TASK DIRECTIONS: Copy every record below, exactly as written.

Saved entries

○ ○ ○

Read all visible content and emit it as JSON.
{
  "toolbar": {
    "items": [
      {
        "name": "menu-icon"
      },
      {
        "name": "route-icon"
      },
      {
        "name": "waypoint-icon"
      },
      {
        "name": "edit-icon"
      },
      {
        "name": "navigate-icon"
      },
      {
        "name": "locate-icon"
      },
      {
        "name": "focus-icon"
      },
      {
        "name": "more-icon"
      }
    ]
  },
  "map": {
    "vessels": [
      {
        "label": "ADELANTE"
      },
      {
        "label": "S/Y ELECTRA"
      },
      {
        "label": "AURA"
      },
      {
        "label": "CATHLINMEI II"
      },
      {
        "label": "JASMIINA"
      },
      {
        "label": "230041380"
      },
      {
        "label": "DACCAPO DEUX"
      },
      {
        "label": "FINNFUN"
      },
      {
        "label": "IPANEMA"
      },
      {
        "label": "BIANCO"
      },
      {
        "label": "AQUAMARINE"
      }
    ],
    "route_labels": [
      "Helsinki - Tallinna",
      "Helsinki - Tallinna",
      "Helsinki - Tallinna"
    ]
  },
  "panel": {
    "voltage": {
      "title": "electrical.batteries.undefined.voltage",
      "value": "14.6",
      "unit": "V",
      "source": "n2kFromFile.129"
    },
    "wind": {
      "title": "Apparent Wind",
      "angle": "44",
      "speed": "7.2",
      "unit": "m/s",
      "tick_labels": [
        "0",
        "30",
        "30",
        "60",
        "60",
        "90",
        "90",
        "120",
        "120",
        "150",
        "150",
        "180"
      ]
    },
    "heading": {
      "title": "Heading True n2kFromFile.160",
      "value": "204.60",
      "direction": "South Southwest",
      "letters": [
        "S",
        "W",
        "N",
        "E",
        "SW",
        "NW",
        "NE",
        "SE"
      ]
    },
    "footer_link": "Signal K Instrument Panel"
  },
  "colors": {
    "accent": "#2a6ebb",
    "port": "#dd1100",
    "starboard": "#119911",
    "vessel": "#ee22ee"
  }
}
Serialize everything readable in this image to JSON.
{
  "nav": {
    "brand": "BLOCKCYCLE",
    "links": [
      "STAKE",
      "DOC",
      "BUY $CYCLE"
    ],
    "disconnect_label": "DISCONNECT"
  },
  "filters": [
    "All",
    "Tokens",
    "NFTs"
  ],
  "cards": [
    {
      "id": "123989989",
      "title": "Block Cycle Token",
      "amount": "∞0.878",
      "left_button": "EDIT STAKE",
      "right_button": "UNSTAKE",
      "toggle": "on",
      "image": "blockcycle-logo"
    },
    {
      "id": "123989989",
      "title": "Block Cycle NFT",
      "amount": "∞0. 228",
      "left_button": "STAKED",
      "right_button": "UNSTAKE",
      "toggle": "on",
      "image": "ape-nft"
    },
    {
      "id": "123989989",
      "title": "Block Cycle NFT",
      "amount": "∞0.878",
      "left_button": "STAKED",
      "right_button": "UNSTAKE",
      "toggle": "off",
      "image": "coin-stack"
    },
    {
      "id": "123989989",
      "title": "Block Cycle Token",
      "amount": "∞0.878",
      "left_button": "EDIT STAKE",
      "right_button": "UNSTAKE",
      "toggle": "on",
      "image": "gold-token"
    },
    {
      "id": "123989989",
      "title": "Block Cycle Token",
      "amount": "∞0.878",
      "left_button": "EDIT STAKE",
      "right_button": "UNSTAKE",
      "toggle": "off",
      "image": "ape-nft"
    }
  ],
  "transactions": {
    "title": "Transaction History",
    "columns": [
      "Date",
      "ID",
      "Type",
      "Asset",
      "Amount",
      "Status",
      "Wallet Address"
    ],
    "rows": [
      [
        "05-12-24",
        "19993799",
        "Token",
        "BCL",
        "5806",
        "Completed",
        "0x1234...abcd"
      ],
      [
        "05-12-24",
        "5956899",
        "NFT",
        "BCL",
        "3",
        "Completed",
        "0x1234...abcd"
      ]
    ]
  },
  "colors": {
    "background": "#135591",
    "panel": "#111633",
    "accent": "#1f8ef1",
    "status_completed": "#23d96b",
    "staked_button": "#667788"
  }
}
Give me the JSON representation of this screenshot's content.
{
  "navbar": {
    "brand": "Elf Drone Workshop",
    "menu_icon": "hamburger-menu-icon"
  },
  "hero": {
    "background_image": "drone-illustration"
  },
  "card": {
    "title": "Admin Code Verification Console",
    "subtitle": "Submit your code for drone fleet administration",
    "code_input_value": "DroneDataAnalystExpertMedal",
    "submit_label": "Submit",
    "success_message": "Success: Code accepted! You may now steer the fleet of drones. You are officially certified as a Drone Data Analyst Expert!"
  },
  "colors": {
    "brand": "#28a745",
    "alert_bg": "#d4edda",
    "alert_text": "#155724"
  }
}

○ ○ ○

TASK ANSWER:
Read all visible content and emit it as JSON.
{
  "toolbar": {
    "items": [
      {
        "name": "menu-icon"
      },
      {
        "name": "route-icon"
      },
      {
        "name": "waypoint-icon"
      },
      {
        "name": "edit-icon"
      },
      {
        "name": "navigate-icon"
      },
      {
        "name": "locate-icon"
      },
      {
        "name": "focus-icon"
      },
      {
        "name": "more-icon"
      }
    ]
  },
  "map": {
    "vessels": [
      {
        "label": "ADELANTE"
      },
      {
        "label": "S/Y ELECTRA"
      },
      {
        "label": "AURA"
      },
      {
        "label": "CATHLINMEI II"
      },
      {
        "label": "JASMIINA"
      },
      {
        "label": "230041380"
      },
      {
        "label": "DACCAPO DEUX"
      },
      {
        "label": "FINNFUN"
      },
      {
        "label": "IPANEMA"
      },
      {
        "label": "BIANCO"
      },
      {
        "label": "AQUAMARINE"
      }
    ],
    "route_labels": [
      "Helsinki - Tallinna",
      "Helsinki - Tallinna",
      "Helsinki - Tallinna"
    ]
  },
  "panel": {
    "voltage": {
      "title": "electrical.batteries.undefined.voltage",
      "value": "14.6",
      "unit": "V",
      "source": "n2kFromFile.129"
    },
    "wind": {
      "title": "Apparent Wind",
      "angle": "44",
      "speed": "7.2",
      "unit": "m/s",
      "tick_labels": [
        "0",
        "30",
        "30",
        "60",
        "60",
        "90",
        "90",
        "120",
        "120",
        "150",
        "150",
        "180"
      ]
    },
    "heading": {
      "title": "Heading True n2kFromFile.160",
      "value": "204.60",
      "direction": "South Southwest",
      "letters": [
        "S",
        "W",
        "N",
        "E",
        "SW",
        "NW",
        "NE",
        "SE"
      ]
    },
    "footer_link": "Signal K Instrument Panel"
  },
  "colors": {
    "accent": "#2a6ebb",
    "port": "#dd1100",
    "starboard": "#119911",
    "vessel": "#ee22ee"
  }
}
Serialize everything readable in this image to JSON.
{
  "nav": {
    "brand": "BLOCKCYCLE",
    "links": [
      "STAKE",
      "DOC",
      "BUY $CYCLE"
    ],
    "disconnect_label": "DISCONNECT"
  },
  "filters": [
    "All",
    "Tokens",
    "NFTs"
  ],
  "cards": [
    {
      "id": "123989989",
      "title": "Block Cycle Token",
      "amount": "∞0.878",
      "left_button": "EDIT STAKE",
      "right_button": "UNSTAKE",
      "toggle": "on",
      "image": "blockcycle-logo"
    },
    {
      "id": "123989989",
      "title": "Block Cycle NFT",
      "amount": "∞0. 228",
      "left_button": "STAKED",
      "right_button": "UNSTAKE",
      "toggle": "on",
      "image": "ape-nft"
    },
    {
      "id": "123989989",
      "title": "Block Cycle NFT",
      "amount": "∞0.878",
      "left_button": "STAKED",
      "right_button": "UNSTAKE",
      "toggle": "off",
      "image": "coin-stack"
    },
    {
      "id": "123989989",
      "title": "Block Cycle Token",
      "amount": "∞0.878",
      "left_button": "EDIT STAKE",
      "right_button": "UNSTAKE",
      "toggle": "on",
      "image": "gold-token"
    },
    {
      "id": "123989989",
      "title": "Block Cycle Token",
      "amount": "∞0.878",
      "left_button": "EDIT STAKE",
      "right_button": "UNSTAKE",
      "toggle": "off",
      "image": "ape-nft"
    }
  ],
  "transactions": {
    "title": "Transaction History",
    "columns": [
      "Date",
      "ID",
      "Type",
      "Asset",
      "Amount",
      "Status",
      "Wallet Address"
    ],
    "rows": [
      [
        "05-12-24",
        "19993799",
        "Token",
        "BCL",
        "5806",
        "Completed",
        "0x1234...abcd"
      ],
      [
        "05-12-24",
        "5956899",
        "NFT",
        "BCL",
        "3",
        "Completed",
        "0x1234...abcd"
      ]
    ]
  },
  "colors": {
    "background": "#135591",
    "panel": "#111633",
    "accent": "#1f8ef1",
    "status_completed": "#23d96b",
    "staked_button": "#667788"
  }
}
Give me the JSON representation of this screenshot's content.
{
  "navbar": {
    "brand": "Elf Drone Workshop",
    "menu_icon": "hamburger-menu-icon"
  },
  "hero": {
    "background_image": "drone-illustration"
  },
  "card": {
    "title": "Admin Code Verification Console",
    "subtitle": "Submit your code for drone fleet administration",
    "code_input_value": "DroneDataAnalystExpertMedal",
    "submit_label": "Submit",
    "success_message": "Success: Code accepted! You may now steer the fleet of drones. You are officially certified as a Drone Data Analyst Expert!"
  },
  "colors": {
    "brand": "#28a745",
    "alert_bg": "#d4edda",
    "alert_text": "#155724"
  }
}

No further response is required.